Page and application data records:
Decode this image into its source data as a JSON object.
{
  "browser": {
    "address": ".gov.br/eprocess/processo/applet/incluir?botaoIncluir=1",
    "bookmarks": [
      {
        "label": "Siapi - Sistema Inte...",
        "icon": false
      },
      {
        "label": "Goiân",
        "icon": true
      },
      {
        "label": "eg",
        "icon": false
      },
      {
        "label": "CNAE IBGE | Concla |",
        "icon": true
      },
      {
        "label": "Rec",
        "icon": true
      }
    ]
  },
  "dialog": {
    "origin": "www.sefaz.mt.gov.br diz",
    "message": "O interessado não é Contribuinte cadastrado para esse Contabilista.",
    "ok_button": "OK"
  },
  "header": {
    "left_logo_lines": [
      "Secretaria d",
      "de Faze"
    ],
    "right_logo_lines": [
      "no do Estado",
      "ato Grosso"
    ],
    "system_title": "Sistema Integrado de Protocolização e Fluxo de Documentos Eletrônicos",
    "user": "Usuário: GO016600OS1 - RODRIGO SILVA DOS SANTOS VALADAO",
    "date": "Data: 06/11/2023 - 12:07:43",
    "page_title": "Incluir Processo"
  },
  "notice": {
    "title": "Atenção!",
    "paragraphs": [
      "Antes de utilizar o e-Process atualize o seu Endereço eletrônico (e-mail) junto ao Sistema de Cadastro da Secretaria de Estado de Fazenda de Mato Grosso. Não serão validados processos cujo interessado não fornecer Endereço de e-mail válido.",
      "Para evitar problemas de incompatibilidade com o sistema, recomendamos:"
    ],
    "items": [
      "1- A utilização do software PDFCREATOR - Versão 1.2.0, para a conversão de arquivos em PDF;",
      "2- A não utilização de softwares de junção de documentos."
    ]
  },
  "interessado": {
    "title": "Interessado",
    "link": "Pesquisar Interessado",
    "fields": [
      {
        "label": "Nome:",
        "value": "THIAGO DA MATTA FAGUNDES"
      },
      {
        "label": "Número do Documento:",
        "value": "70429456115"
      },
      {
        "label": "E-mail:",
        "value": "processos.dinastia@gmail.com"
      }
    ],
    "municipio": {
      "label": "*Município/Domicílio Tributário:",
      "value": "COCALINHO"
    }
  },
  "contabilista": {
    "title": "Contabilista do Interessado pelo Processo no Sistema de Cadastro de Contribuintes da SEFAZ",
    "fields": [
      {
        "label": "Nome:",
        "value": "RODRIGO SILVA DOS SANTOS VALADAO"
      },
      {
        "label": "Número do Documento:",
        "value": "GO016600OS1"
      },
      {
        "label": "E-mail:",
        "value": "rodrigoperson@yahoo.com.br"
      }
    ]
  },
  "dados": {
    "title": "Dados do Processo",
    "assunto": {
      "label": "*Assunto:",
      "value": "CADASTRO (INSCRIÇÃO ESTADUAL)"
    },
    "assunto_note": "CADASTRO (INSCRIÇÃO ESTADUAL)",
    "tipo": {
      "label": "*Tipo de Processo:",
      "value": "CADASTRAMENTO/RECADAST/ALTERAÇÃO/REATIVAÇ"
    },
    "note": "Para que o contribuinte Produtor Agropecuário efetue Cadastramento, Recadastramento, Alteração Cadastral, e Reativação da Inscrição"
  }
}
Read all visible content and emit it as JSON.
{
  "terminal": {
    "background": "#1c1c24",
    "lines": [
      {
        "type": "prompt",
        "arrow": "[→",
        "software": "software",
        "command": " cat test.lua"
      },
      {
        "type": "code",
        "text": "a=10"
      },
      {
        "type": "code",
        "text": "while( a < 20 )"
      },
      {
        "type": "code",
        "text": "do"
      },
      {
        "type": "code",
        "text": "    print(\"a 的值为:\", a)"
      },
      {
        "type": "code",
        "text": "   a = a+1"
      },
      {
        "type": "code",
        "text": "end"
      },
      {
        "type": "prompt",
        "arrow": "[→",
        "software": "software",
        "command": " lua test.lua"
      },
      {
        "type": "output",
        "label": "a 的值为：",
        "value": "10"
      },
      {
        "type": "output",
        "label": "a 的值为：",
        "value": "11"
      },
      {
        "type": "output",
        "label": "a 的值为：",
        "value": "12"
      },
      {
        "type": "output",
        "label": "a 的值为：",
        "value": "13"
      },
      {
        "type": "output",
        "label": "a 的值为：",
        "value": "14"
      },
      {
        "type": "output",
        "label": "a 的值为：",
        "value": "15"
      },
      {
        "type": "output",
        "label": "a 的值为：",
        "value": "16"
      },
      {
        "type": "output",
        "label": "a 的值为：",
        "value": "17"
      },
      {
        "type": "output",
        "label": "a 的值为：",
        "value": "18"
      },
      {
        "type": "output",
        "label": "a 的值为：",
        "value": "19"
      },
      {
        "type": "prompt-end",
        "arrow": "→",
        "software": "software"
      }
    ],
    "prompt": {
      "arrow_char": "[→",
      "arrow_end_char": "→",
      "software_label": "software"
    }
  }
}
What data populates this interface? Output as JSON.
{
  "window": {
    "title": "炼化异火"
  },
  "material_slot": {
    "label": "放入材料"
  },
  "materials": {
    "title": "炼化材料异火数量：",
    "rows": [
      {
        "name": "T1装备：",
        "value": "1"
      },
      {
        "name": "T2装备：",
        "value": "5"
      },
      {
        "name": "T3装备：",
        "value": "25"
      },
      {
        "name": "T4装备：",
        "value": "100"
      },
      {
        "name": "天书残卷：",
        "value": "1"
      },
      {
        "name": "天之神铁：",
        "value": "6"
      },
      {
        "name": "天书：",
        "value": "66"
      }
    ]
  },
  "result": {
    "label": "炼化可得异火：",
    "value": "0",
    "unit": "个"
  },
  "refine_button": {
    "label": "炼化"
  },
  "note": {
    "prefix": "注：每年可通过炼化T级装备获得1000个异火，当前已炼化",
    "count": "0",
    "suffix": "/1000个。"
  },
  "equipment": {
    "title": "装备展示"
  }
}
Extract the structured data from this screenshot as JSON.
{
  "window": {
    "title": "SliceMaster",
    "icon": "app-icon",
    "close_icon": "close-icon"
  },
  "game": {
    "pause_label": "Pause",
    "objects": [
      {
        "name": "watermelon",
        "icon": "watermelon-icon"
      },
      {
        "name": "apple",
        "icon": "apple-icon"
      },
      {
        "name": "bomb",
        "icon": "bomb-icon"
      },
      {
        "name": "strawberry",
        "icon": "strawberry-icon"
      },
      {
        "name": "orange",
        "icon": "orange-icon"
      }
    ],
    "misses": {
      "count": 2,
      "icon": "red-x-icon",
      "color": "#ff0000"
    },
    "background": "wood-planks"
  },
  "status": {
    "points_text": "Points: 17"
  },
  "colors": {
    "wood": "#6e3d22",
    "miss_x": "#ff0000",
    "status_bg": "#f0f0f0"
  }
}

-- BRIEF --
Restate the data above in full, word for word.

-- OUTPUT OF THE EXERCISE --
Decode this image into its source data as a JSON object.
{
  "browser": {
    "address": ".gov.br/eprocess/processo/applet/incluir?botaoIncluir=1",
    "bookmarks": [
      {
        "label": "Siapi - Sistema Inte...",
        "icon": false
      },
      {
        "label": "Goiân",
        "icon": true
      },
      {
        "label": "eg",
        "icon": false
      },
      {
        "label": "CNAE IBGE | Concla |",
        "icon": true
      },
      {
        "label": "Rec",
        "icon": true
      }
    ]
  },
  "dialog": {
    "origin": "www.sefaz.mt.gov.br diz",
    "message": "O interessado não é Contribuinte cadastrado para esse Contabilista.",
    "ok_button": "OK"
  },
  "header": {
    "left_logo_lines": [
      "Secretaria d",
      "de Faze"
    ],
    "right_logo_lines": [
      "no do Estado",
      "ato Grosso"
    ],
    "system_title": "Sistema Integrado de Protocolização e Fluxo de Documentos Eletrônicos",
    "user": "Usuário: GO016600OS1 - RODRIGO SILVA DOS SANTOS VALADAO",
    "date": "Data: 06/11/2023 - 12:07:43",
    "page_title": "Incluir Processo"
  },
  "notice": {
    "title": "Atenção!",
    "paragraphs": [
      "Antes de utilizar o e-Process atualize o seu Endereço eletrônico (e-mail) junto ao Sistema de Cadastro da Secretaria de Estado de Fazenda de Mato Grosso. Não serão validados processos cujo interessado não fornecer Endereço de e-mail válido.",
      "Para evitar problemas de incompatibilidade com o sistema, recomendamos:"
    ],
    "items": [
      "1- A utilização do software PDFCREATOR - Versão 1.2.0, para a conversão de arquivos em PDF;",
      "2- A não utilização de softwares de junção de documentos."
    ]
  },
  "interessado": {
    "title": "Interessado",
    "link": "Pesquisar Interessado",
    "fields": [
      {
        "label": "Nome:",
        "value": "THIAGO DA MATTA FAGUNDES"
      },
      {
        "label": "Número do Documento:",
        "value": "70429456115"
      },
      {
        "label": "E-mail:",
        "value": "processos.dinastia@gmail.com"
      }
    ],
    "municipio": {
      "label": "*Município/Domicílio Tributário:",
      "value": "COCALINHO"
    }
  },
  "contabilista": {
    "title": "Contabilista do Interessado pelo Processo no Sistema de Cadastro de Contribuintes da SEFAZ",
    "fields": [
      {
        "label": "Nome:",
        "value": "RODRIGO SILVA DOS SANTOS VALADAO"
      },
      {
        "label": "Número do Documento:",
        "value": "GO016600OS1"
      },
      {
        "label": "E-mail:",
        "value": "rodrigoperson@yahoo.com.br"
      }
    ]
  },
  "dados": {
    "title": "Dados do Processo",
    "assunto": {
      "label": "*Assunto:",
      "value": "CADASTRO (INSCRIÇÃO ESTADUAL)"
    },
    "assunto_note": "CADASTRO (INSCRIÇÃO ESTADUAL)",
    "tipo": {
      "label": "*Tipo de Processo:",
      "value": "CADASTRAMENTO/RECADAST/ALTERAÇÃO/REATIVAÇ"
    },
    "note": "Para que o contribuinte Produtor Agropecuário efetue Cadastramento, Recadastramento, Alteração Cadastral, e Reativação da Inscrição"
  }
}
Read all visible content and emit it as JSON.
{
  "terminal": {
    "background": "#1c1c24",
    "lines": [
      {
        "type": "prompt",
        "arrow": "[→",
        "software": "software",
        "command": " cat test.lua"
      },
      {
        "type": "code",
        "text": "a=10"
      },
      {
        "type": "code",
        "text": "while( a < 20 )"
      },
      {
        "type": "code",
        "text": "do"
      },
      {
        "type": "code",
        "text": "    print(\"a 的值为:\", a)"
      },
      {
        "type": "code",
        "text": "   a = a+1"
      },
      {
        "type": "code",
        "text": "end"
      },
      {
        "type": "prompt",
        "arrow": "[→",
        "software": "software",
        "command": " lua test.lua"
      },
      {
        "type": "output",
        "label": "a 的值为：",
        "value": "10"
      },
      {
        "type": "output",
        "label": "a 的值为：",
        "value": "11"
      },
      {
        "type": "output",
        "label": "a 的值为：",
        "value": "12"
      },
      {
        "type": "output",
        "label": "a 的值为：",
        "value": "13"
      },
      {
        "type": "output",
        "label": "a 的值为：",
        "value": "14"
      },
      {
        "type": "output",
        "label": "a 的值为：",
        "value": "15"
      },
      {
        "type": "output",
        "label": "a 的值为：",
        "value": "16"
      },
      {
        "type": "output",
        "label": "a 的值为：",
        "value": "17"
      },
      {
        "type": "output",
        "label": "a 的值为：",
        "value": "18"
      },
      {
        "type": "output",
        "label": "a 的值为：",
        "value": "19"
      },
      {
        "type": "prompt-end",
        "arrow": "→",
        "software": "software"
      }
    ],
    "prompt": {
      "arrow_char": "[→",
      "arrow_end_char": "→",
      "software_label": "software"
    }
  }
}
What data populates this interface? Output as JSON.
{
  "window": {
    "title": "炼化异火"
  },
  "material_slot": {
    "label": "放入材料"
  },
  "materials": {
    "title": "炼化材料异火数量：",
    "rows": [
      {
        "name": "T1装备：",
        "value": "1"
      },
      {
        "name": "T2装备：",
        "value": "5"
      },
      {
        "name": "T3装备：",
        "value": "25"
      },
      {
        "name": "T4装备：",
        "value": "100"
      },
      {
        "name": "天书残卷：",
        "value": "1"
      },
      {
        "name": "天之神铁：",
        "value": "6"
      },
      {
        "name": "天书：",
        "value": "66"
      }
    ]
  },
  "result": {
    "label": "炼化可得异火：",
    "value": "0",
    "unit": "个"
  },
  "refine_button": {
    "label": "炼化"
  },
  "note": {
    "prefix": "注：每年可通过炼化T级装备获得1000个异火，当前已炼化",
    "count": "0",
    "suffix": "/1000个。"
  },
  "equipment": {
    "title": "装备展示"
  }
}
Extract the structured data from this screenshot as JSON.
{
  "window": {
    "title": "SliceMaster",
    "icon": "app-icon",
    "close_icon": "close-icon"
  },
  "game": {
    "pause_label": "Pause",
    "objects": [
      {
        "name": "watermelon",
        "icon": "watermelon-icon"
      },
      {
        "name": "apple",
        "icon": "apple-icon"
      },
      {
        "name": "bomb",
        "icon": "bomb-icon"
      },
      {
        "name": "strawberry",
        "icon": "strawberry-icon"
      },
      {
        "name": "orange",
        "icon": "orange-icon"
      }
    ],
    "misses": {
      "count": 2,
      "icon": "red-x-icon",
      "color": "#ff0000"
    },
    "background": "wood-planks"
  },
  "status": {
    "points_text": "Points: 17"
  },
  "colors": {
    "wood": "#6e3d22",
    "miss_x": "#ff0000",
    "status_bg": "#f0f0f0"
  }
}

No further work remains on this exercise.